The Way We Fall by Megan Crewe
Set on an island where the only way in and out is by boat, The Way We Fall is a chilling tale of what happens when an outbreak of illness hits that island and it is abandoned and quarantined by the outside world.  This is the first book in a trilogy and a tense, slowly building creeper.  You’ll wash your hands a lot and look twice at every person you hear cough.
 
 
 
The Eleventh Plague by Jeff Hirsch
Two thirds of the population is gone, struck down by an outbreak of influenza.  Stephen makes his way to a group of survivors at Settler’s Landing, but a prank gone bad causes a battle that will once again change everything he knows.  This book will make you afraid of flu season.
 
 
 
Quarantine is a high octane story full of violence that will remind you of The Lord of the Flies, but it is set in a high school where all the teens are trapped because they have come in contact with a disease that they carry but kills all the adults.  You can read our review from earlier.  You and your teens will waiting for book two.  It should also be noted that the movie rights to Quarantine have already been sold.
 
 
 
The Immortal Rules by Julie Kagawa

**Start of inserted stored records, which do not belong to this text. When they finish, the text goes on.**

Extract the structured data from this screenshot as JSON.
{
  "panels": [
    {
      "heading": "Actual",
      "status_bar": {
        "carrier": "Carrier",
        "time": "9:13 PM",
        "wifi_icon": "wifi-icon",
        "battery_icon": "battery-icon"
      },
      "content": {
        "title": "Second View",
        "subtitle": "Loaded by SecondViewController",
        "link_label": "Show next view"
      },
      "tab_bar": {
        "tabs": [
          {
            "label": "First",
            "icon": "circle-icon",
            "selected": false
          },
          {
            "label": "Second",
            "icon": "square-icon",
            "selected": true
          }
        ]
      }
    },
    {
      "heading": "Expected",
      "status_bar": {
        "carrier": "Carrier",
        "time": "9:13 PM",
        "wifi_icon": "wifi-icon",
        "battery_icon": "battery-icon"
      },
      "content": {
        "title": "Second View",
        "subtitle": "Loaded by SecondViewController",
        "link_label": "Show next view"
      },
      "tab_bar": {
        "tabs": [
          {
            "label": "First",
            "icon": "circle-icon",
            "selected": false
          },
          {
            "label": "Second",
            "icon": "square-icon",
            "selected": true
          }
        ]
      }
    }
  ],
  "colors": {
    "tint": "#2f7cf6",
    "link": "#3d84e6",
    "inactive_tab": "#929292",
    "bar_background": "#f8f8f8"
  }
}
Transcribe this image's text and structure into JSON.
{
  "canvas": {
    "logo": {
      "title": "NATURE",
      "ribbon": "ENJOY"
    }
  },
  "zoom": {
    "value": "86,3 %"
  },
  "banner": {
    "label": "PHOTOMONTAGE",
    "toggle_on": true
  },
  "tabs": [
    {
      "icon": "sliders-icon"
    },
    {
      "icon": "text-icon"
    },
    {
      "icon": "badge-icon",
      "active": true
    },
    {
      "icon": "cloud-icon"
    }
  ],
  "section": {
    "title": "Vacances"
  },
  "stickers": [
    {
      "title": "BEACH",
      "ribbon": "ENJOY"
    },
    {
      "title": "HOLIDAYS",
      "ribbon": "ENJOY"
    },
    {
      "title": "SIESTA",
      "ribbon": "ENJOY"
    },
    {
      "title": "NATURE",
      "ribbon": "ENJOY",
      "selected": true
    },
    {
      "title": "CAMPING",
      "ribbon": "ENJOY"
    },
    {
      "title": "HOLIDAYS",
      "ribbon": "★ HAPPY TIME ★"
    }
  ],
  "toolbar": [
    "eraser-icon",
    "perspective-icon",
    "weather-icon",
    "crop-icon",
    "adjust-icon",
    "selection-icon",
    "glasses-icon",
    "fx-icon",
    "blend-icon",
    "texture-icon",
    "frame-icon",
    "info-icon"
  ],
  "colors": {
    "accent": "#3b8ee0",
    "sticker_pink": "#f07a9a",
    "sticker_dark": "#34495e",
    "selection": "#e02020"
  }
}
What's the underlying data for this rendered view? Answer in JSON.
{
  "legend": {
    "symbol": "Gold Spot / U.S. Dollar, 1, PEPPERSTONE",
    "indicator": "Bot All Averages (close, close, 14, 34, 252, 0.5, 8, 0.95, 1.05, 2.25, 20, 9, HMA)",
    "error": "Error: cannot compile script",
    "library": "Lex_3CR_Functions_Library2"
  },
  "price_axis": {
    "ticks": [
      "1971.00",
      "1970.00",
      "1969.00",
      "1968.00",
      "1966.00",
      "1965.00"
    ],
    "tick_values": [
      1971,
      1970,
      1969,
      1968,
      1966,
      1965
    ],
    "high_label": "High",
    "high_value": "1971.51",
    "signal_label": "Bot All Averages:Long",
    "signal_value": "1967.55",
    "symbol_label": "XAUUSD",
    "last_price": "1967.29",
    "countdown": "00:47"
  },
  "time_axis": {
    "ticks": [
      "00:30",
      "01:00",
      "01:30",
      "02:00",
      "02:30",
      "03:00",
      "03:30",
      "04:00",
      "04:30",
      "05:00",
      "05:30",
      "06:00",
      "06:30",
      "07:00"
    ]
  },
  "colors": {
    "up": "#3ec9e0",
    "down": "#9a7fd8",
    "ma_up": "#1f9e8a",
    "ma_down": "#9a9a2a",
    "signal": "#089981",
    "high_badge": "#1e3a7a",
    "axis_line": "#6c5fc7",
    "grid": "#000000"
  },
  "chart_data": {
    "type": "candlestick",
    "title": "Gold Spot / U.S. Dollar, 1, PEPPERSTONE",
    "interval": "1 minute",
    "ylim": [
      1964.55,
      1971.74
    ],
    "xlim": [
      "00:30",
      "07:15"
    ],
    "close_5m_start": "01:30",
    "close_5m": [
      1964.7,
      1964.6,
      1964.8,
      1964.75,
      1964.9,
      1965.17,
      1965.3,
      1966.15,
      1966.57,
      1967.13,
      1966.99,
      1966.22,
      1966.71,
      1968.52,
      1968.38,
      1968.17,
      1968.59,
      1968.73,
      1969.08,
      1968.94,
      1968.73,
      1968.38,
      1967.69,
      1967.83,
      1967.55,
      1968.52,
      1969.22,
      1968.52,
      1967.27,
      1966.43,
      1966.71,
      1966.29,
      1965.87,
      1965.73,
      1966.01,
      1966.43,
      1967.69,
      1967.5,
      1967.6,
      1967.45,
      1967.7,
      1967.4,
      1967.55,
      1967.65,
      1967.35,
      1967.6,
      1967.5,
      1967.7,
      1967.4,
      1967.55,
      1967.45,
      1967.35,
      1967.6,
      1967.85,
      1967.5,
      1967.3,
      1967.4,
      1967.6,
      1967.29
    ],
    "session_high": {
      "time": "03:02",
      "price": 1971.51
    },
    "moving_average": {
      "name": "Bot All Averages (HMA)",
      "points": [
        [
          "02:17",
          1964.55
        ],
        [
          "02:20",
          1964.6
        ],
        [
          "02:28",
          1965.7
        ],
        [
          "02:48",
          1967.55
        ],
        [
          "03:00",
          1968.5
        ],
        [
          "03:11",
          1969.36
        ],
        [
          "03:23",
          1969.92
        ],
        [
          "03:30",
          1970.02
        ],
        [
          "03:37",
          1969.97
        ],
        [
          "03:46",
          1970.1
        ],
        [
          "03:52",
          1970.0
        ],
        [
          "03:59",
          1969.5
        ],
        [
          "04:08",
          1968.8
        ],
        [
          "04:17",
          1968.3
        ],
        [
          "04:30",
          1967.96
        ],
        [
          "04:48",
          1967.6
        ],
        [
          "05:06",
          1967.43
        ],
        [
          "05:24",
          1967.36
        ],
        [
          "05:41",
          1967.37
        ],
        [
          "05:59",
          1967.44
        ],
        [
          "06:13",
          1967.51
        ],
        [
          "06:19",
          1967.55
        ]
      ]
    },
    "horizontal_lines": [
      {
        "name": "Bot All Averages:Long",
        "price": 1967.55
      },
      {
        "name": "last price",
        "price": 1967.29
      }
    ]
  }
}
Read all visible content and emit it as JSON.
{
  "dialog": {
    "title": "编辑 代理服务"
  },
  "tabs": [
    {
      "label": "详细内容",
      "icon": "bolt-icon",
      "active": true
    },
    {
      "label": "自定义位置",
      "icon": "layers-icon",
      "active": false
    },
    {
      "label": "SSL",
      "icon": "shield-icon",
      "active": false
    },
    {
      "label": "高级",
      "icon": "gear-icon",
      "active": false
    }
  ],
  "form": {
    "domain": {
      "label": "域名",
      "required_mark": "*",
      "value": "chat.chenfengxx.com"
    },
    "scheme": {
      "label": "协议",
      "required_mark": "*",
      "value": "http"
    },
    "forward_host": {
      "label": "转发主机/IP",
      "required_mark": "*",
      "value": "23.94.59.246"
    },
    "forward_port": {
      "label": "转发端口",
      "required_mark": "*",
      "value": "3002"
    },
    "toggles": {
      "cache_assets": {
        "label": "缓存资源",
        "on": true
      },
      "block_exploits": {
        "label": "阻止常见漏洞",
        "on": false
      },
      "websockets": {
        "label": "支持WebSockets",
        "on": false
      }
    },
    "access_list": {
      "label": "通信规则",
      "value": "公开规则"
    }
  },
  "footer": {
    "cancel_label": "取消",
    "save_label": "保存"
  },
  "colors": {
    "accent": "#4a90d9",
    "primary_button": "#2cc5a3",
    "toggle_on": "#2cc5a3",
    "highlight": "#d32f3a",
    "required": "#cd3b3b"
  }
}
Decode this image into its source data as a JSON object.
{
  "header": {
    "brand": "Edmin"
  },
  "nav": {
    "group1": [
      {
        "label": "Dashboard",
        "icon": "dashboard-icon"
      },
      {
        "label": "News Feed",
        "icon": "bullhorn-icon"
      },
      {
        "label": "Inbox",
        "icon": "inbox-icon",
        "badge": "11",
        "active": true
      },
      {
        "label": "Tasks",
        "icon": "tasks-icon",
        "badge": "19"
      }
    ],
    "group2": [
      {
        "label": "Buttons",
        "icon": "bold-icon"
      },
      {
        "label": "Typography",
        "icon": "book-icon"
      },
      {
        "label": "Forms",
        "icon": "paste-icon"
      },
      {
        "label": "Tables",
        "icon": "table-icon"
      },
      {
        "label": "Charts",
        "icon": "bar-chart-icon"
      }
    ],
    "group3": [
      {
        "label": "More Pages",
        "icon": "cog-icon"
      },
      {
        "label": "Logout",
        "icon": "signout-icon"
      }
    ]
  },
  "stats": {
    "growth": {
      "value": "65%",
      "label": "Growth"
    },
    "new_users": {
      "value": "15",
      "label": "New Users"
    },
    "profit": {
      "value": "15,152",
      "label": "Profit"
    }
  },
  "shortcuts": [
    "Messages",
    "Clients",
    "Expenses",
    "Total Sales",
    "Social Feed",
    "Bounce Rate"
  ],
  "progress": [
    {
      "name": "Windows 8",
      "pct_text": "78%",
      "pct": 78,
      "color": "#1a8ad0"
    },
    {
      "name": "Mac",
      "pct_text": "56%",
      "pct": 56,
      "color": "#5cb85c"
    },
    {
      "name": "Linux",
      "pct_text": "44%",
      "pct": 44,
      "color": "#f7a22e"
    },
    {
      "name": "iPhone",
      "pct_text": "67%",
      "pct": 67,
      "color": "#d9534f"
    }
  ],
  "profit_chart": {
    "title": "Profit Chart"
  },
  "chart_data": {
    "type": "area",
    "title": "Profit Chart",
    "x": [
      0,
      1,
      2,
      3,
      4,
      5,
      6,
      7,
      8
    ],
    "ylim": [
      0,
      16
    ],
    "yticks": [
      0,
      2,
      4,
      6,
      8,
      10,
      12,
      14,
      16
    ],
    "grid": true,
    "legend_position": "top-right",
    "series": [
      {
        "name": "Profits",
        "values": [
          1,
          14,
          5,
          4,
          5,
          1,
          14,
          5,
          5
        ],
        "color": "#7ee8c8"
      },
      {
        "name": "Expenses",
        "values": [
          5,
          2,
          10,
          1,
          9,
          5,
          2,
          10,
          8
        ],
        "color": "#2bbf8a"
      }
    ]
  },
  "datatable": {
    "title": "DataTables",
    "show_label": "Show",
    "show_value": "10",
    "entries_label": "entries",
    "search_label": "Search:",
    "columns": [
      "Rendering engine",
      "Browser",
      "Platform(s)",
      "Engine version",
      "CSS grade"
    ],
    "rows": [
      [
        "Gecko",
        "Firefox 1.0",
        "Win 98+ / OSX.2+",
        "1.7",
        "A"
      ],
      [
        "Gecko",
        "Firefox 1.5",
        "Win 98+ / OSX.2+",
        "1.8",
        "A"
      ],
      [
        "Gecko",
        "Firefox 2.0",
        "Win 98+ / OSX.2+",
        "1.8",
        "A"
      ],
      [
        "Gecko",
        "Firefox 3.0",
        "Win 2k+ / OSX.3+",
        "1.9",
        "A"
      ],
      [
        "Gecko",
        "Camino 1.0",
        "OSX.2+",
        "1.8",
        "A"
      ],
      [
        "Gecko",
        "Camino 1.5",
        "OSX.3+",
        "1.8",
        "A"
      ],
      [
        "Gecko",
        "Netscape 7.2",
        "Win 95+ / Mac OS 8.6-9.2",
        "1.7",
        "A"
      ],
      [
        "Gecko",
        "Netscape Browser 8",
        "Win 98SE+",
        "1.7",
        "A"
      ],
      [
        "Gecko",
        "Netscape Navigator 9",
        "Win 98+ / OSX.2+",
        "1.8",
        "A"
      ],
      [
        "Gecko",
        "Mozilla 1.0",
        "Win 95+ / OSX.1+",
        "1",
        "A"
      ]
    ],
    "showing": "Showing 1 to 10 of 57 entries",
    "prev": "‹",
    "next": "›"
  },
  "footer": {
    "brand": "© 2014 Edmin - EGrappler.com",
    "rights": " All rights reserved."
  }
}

In the future, humans are kept by the vampires as cattle.  Allie does all that she can to try and survive and avoid becoming one of “them”.  Can she help find a cure for the disease that turned humans into the rabids, who kill human and vampires alike?  Put this in the hands of your teen vampire fiction readers, it has some interesting twists.
 
 
 
Peeps by Scott Westerfeld
Peeps is hands down one of my favorite vampire books because it is a very interesting concept.  Vampirism is created by a biological agent, a parasite, and every chapter of the fiction book is accompanied by a chapter that discusses interesting facts about parasites and biology.
 
 
 
Epitaph Road by David Patneaude
In the year 2097, 97 percent of the male population has been wiped out by a plague.  This is a new world in which women rule and men are dominated, an interesting role reversal from some of the historical time periods mentioned above and some fodder for good discussion.
 
The End is a fun, quick read that looks at the depiction of the end of the world in a variety of different books, TV shows and movies.  It is one of many great Zest Books titles that will fly off your shelves.  These books are quick reads, great for pop culture junkies and reluctant readers.  It is subtitled 50 Apocalyptic Visions from Pop Culture That You Should Know About . . . before it’s too late. 
 
Be sure to check out my Top 10 Apocalypse Survival Tips I Learned from YA Lit to help prepare yourself for the outbreak, if that should be what bring about the apocalypse.  Also, share your favorite survival tips or epidemic reads in the comments.  I’m always looking for more.
 
Do you think “the cheese touch” counts as a plague?  Maybe it does for your MG Diary of a Wimpy Kid fans.

Epidemics, Take II